Small interfering RNAs are another class of drug that show significant therapeutic potential. Patisiran, for example, is one such therapeutic that works by targeting the 3’ untranslated region of TTR mRNA, resulting in a drastic reduction in TTR production. This reduction results in tangible effects, such as reducing overall disability and improving quality of life. Patisiran has been shown to improve functional status and reduce neuropathic symptoms such as pain perception.
In conclusion, while arriving at a timely diagnosis of hATTR may prove challenging to even seasoned physicians, there are a plethora of therapies, some approved and others experimental, that may be useful in treating this condition.
Carroll A, Dyck PJ, de Carvalho M, et al. Novel approaches to diagnosis and management of hereditary transthyretin amyloidosis. J Neurol Neurosurg Psychiatry. 2022;93(6):668-678. doi:10.1136/jnnp-2021-327909

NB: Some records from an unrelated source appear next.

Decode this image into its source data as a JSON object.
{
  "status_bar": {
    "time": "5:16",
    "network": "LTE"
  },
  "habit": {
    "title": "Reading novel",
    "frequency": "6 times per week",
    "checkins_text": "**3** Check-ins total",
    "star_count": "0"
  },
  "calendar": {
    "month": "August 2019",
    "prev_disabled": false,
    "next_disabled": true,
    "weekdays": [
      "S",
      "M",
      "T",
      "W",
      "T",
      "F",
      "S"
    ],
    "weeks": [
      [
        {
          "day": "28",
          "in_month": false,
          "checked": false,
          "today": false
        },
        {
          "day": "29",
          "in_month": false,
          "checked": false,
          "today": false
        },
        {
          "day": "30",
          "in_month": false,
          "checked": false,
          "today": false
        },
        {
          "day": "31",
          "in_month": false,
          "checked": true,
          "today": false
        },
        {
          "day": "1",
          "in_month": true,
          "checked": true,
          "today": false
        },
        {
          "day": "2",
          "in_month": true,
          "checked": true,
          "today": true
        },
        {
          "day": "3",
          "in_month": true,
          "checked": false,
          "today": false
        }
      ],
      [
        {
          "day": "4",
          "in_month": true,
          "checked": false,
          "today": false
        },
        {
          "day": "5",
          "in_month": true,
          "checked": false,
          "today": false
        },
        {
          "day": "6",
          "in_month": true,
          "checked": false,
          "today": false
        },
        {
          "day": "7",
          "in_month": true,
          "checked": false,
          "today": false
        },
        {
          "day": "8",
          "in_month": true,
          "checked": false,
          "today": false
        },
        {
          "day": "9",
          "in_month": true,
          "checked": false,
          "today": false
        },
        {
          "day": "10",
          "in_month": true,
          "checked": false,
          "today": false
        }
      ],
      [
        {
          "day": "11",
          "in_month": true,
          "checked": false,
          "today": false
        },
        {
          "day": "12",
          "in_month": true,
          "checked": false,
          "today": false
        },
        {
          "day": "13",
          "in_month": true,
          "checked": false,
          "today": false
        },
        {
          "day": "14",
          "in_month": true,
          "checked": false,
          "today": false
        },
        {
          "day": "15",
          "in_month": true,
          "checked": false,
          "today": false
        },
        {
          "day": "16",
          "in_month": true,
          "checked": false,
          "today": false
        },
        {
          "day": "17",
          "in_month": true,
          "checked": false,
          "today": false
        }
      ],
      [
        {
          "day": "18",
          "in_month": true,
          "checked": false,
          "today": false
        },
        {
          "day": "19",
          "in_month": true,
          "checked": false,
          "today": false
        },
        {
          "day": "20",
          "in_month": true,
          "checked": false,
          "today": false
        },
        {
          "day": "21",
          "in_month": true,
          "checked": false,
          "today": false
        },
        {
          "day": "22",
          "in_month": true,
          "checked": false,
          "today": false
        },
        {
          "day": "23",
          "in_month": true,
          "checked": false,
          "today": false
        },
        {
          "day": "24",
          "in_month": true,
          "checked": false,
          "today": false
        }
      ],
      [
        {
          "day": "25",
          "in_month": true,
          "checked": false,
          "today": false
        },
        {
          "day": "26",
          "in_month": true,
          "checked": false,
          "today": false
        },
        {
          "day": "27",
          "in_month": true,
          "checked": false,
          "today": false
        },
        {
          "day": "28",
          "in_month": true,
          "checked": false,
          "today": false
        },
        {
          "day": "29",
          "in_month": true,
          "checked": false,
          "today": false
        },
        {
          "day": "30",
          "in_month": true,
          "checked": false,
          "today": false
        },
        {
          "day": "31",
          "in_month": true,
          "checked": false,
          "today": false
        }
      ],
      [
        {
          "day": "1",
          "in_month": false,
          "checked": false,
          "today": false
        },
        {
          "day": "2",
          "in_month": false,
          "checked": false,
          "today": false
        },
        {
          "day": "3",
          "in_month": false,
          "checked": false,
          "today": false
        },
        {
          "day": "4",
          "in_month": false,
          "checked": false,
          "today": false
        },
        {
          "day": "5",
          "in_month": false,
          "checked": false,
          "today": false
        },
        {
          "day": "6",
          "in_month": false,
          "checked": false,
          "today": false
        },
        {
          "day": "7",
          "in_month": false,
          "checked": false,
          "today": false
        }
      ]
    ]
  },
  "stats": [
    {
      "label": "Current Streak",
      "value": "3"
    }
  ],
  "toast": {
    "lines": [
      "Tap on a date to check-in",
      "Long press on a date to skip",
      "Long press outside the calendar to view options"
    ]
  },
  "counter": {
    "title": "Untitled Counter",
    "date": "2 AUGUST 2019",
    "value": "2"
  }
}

Nativi-Nicolau JN, Karam C, Khella S, Maurer MS. Screening for ATTR amyloidosis in the clinic: overlapping disorders, misdiagnosis, and multiorgan awareness. Heart Fail Rev. 2022;27(3):785-793. doi:10.1007/s10741-021-10080-2